Requirement — Report each line of the records below that uses the word "desc".

Dataset records section start

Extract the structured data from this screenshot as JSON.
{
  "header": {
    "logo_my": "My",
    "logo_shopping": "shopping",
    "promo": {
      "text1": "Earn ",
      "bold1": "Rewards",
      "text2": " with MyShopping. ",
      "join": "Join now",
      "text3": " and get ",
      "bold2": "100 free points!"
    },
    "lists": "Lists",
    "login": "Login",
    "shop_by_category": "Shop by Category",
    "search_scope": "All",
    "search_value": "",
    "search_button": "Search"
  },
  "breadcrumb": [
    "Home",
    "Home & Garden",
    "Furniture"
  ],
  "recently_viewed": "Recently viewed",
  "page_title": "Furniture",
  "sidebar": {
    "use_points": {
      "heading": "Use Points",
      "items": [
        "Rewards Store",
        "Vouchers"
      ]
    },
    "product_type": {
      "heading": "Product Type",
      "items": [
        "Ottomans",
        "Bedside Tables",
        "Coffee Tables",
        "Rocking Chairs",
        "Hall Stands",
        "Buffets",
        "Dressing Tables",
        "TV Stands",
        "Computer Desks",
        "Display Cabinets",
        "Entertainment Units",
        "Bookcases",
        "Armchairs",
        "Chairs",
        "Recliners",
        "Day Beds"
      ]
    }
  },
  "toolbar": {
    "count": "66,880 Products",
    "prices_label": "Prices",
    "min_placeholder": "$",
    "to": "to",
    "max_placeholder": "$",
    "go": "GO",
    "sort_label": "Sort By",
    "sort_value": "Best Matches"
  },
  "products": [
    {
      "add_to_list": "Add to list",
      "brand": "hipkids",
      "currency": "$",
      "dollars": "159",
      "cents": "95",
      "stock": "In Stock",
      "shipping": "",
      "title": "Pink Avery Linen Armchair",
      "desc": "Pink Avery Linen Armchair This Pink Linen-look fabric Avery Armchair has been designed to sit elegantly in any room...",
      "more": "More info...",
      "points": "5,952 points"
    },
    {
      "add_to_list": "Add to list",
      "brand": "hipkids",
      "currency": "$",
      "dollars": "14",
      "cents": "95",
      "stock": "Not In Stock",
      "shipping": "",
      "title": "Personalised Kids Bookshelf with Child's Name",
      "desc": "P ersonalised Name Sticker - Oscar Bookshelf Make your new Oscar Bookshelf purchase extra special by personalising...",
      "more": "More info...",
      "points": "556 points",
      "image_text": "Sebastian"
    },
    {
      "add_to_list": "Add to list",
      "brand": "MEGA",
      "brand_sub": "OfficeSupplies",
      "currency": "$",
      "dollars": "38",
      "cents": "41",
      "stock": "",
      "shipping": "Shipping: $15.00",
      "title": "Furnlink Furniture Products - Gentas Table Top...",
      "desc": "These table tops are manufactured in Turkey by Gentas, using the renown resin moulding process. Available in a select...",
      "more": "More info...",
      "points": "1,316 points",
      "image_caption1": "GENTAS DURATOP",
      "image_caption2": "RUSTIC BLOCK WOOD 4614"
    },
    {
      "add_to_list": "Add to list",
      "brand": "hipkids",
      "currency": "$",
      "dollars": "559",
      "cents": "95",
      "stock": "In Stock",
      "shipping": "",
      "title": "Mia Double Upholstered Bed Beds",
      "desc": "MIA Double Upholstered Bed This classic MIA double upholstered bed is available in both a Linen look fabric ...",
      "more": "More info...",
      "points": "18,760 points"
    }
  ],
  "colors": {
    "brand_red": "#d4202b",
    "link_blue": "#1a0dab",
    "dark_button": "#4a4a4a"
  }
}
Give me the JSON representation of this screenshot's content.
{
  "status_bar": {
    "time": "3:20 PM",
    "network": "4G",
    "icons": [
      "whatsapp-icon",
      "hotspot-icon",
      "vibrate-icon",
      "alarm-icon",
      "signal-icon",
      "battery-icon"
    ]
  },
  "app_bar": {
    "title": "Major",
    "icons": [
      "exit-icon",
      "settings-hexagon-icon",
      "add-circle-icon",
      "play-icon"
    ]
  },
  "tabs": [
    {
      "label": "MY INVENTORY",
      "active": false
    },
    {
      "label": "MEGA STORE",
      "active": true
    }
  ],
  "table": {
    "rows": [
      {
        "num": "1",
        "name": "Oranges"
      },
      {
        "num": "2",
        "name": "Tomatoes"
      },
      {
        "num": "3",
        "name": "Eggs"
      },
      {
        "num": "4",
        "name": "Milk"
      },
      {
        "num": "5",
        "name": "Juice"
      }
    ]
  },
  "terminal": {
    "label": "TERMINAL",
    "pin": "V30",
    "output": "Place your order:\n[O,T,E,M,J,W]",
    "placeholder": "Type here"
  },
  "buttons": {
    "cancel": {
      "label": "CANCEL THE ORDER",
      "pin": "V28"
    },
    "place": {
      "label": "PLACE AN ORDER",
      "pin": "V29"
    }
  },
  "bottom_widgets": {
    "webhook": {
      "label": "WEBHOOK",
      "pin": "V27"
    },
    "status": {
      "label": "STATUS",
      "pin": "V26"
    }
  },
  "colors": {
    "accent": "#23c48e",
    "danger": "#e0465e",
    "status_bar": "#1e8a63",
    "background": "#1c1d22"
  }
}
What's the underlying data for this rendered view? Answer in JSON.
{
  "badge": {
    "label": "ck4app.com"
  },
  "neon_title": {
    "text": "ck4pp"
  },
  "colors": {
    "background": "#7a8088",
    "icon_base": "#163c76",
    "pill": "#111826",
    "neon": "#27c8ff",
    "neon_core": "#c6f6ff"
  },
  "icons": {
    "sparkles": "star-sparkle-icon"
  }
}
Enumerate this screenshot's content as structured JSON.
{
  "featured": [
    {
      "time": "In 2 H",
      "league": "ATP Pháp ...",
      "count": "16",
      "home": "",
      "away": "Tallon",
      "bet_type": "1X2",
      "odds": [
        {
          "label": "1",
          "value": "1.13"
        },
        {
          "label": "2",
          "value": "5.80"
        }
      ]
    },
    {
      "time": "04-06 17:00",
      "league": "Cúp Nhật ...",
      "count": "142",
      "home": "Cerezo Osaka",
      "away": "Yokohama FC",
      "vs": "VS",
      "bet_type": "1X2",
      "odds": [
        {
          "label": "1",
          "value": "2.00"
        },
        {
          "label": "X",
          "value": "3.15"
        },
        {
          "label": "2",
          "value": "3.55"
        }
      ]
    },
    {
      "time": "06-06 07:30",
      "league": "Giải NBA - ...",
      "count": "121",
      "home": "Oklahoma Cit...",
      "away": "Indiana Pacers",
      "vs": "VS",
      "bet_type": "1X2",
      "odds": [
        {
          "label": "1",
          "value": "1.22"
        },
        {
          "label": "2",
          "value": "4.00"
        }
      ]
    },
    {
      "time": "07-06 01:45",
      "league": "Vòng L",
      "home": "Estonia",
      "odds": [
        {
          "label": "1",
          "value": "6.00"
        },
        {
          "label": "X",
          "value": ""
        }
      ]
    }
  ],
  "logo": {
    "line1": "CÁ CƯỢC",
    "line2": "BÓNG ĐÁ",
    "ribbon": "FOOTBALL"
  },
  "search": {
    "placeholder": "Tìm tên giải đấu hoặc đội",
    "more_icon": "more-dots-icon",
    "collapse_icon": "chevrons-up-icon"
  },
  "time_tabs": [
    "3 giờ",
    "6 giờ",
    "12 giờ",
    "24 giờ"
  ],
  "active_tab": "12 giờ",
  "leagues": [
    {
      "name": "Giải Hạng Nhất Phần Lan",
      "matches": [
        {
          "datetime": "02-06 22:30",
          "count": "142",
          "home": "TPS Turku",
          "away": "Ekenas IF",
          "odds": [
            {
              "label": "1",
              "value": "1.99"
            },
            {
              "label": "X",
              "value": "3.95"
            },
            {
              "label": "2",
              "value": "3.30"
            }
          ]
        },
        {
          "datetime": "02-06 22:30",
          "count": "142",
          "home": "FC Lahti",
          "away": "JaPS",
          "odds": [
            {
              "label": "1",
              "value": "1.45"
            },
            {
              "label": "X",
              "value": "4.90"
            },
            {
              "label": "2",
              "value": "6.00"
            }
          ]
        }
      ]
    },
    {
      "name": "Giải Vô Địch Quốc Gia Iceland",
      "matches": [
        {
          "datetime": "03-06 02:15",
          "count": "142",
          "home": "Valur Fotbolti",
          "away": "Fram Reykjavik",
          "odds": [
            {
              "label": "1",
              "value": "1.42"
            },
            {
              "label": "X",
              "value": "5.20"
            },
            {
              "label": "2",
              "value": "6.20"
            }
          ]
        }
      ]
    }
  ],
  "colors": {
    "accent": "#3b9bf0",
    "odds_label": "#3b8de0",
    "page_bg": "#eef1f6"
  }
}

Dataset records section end

Reply —
      "desc": "Pink Avery Linen Armchair This Pink Linen-look fabric Avery Armchair has been designed to sit elegantly in any room...",
      "desc": "P ersonalised Name Sticker - Oscar Bookshelf Make your new Oscar Bookshelf purchase extra special by personalising...",
      "desc": "These table tops are manufactured in Turkey by Gentas, using the renown resin moulding process. Available in a select...",
      "desc": "MIA Double Upholstered Bed This classic MIA double upholstered bed is available in both a Linen look fabric ...",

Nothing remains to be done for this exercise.